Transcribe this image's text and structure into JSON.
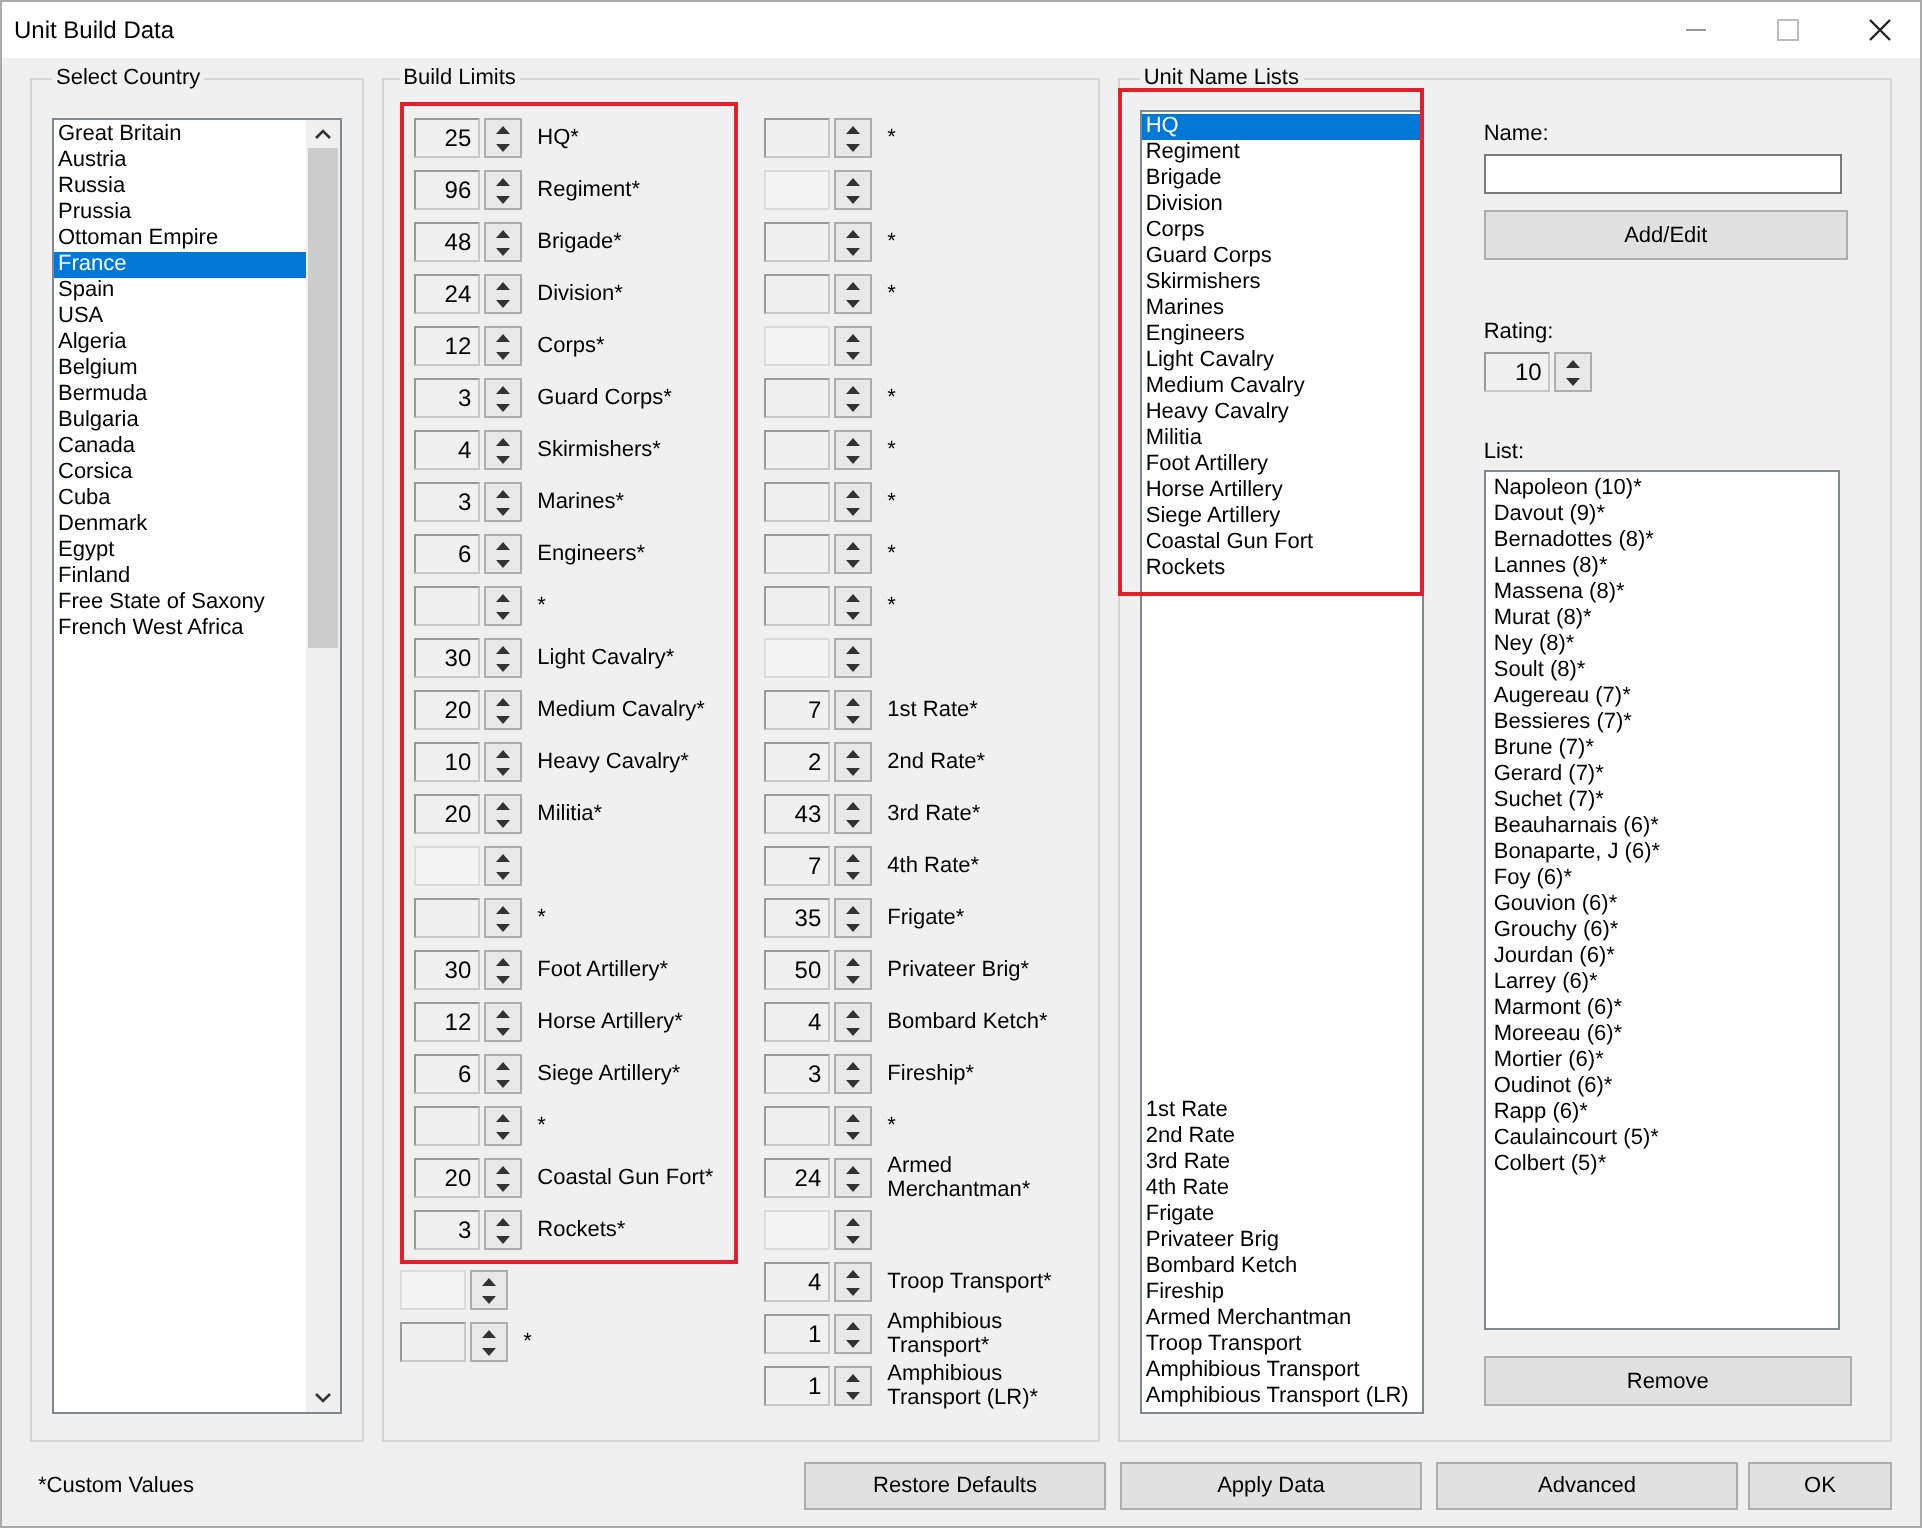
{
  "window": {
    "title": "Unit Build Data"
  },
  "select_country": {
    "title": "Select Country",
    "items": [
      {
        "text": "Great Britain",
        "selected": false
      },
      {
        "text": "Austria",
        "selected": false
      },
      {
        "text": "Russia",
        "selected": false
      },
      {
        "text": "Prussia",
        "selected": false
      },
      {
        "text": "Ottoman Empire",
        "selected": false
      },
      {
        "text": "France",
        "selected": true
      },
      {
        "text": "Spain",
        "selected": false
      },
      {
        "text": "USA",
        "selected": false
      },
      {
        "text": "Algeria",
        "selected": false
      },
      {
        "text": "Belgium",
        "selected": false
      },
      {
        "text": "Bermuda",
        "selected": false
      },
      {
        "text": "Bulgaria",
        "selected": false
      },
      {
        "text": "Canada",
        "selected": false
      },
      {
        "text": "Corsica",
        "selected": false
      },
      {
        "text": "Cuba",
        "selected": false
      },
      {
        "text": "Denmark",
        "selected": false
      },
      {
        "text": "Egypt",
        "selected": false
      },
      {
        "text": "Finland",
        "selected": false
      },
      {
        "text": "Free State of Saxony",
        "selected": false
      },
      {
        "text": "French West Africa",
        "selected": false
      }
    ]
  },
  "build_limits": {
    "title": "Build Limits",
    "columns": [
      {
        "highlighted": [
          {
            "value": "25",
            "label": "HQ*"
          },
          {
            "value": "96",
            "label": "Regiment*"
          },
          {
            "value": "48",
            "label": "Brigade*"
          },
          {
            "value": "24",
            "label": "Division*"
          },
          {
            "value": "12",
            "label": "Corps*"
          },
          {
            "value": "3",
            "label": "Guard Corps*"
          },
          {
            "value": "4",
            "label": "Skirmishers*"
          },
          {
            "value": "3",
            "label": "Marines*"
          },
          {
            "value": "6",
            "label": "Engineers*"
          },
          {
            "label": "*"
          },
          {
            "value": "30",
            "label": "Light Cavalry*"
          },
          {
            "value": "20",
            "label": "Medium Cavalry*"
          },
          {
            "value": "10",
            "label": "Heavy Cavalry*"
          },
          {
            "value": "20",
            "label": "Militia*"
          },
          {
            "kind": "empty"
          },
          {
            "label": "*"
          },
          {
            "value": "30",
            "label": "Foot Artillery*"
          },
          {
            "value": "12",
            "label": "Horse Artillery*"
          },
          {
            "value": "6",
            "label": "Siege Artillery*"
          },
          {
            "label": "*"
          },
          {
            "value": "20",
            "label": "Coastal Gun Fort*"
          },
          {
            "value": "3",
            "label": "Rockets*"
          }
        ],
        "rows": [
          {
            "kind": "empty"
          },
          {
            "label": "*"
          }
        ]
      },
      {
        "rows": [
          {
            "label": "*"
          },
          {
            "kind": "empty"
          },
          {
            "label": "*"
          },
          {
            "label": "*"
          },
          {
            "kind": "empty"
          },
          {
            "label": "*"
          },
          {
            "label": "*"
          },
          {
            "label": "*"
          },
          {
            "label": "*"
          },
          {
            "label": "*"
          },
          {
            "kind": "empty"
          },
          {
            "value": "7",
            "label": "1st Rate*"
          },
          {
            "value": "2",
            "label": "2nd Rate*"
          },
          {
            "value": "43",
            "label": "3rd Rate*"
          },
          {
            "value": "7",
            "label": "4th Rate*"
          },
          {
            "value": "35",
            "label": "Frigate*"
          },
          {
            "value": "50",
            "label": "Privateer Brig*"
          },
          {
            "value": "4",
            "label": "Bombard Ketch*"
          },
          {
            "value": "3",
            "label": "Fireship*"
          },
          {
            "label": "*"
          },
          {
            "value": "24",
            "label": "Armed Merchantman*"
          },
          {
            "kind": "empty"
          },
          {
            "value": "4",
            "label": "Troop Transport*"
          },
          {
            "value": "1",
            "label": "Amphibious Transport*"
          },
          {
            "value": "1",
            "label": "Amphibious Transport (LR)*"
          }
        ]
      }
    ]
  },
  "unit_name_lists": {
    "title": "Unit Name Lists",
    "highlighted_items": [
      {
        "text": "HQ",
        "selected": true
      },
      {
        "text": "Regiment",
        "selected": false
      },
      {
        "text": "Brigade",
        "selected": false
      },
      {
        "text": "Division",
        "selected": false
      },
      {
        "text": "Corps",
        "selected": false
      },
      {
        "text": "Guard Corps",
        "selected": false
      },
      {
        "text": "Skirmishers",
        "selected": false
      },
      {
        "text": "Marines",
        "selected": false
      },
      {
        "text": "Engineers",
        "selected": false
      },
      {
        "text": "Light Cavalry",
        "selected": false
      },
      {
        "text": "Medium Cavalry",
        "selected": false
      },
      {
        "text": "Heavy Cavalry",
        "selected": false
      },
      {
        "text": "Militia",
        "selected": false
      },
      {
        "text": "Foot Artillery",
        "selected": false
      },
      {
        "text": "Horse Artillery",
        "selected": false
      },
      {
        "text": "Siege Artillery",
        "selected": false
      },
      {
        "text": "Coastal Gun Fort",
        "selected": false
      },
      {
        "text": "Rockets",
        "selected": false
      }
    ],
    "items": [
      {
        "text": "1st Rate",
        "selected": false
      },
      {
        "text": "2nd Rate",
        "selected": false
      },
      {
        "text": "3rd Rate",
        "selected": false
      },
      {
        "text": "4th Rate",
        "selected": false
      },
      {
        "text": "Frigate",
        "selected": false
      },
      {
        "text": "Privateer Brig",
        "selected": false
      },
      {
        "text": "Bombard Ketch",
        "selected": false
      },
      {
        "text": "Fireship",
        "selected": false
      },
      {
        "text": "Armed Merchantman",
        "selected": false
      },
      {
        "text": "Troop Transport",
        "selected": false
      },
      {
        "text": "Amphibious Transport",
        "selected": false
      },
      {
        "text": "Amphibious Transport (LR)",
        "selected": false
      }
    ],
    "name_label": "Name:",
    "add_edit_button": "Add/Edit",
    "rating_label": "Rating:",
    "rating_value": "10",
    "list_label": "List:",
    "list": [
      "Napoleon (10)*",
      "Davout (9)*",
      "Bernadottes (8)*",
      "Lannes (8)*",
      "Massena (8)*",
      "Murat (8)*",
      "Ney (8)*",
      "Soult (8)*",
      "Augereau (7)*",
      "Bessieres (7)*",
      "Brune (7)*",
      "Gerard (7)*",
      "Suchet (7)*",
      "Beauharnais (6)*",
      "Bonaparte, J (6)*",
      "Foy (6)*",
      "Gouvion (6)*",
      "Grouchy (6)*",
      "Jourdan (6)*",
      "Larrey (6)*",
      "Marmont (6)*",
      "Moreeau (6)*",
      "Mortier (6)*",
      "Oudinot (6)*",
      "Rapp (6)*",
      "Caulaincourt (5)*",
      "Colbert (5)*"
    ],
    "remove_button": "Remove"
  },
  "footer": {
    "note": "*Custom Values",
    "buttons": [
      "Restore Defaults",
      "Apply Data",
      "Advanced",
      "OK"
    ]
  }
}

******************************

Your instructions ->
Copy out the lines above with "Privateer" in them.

Finished task ->
            "label": "Privateer Brig*"
        "text": "Privateer Brig",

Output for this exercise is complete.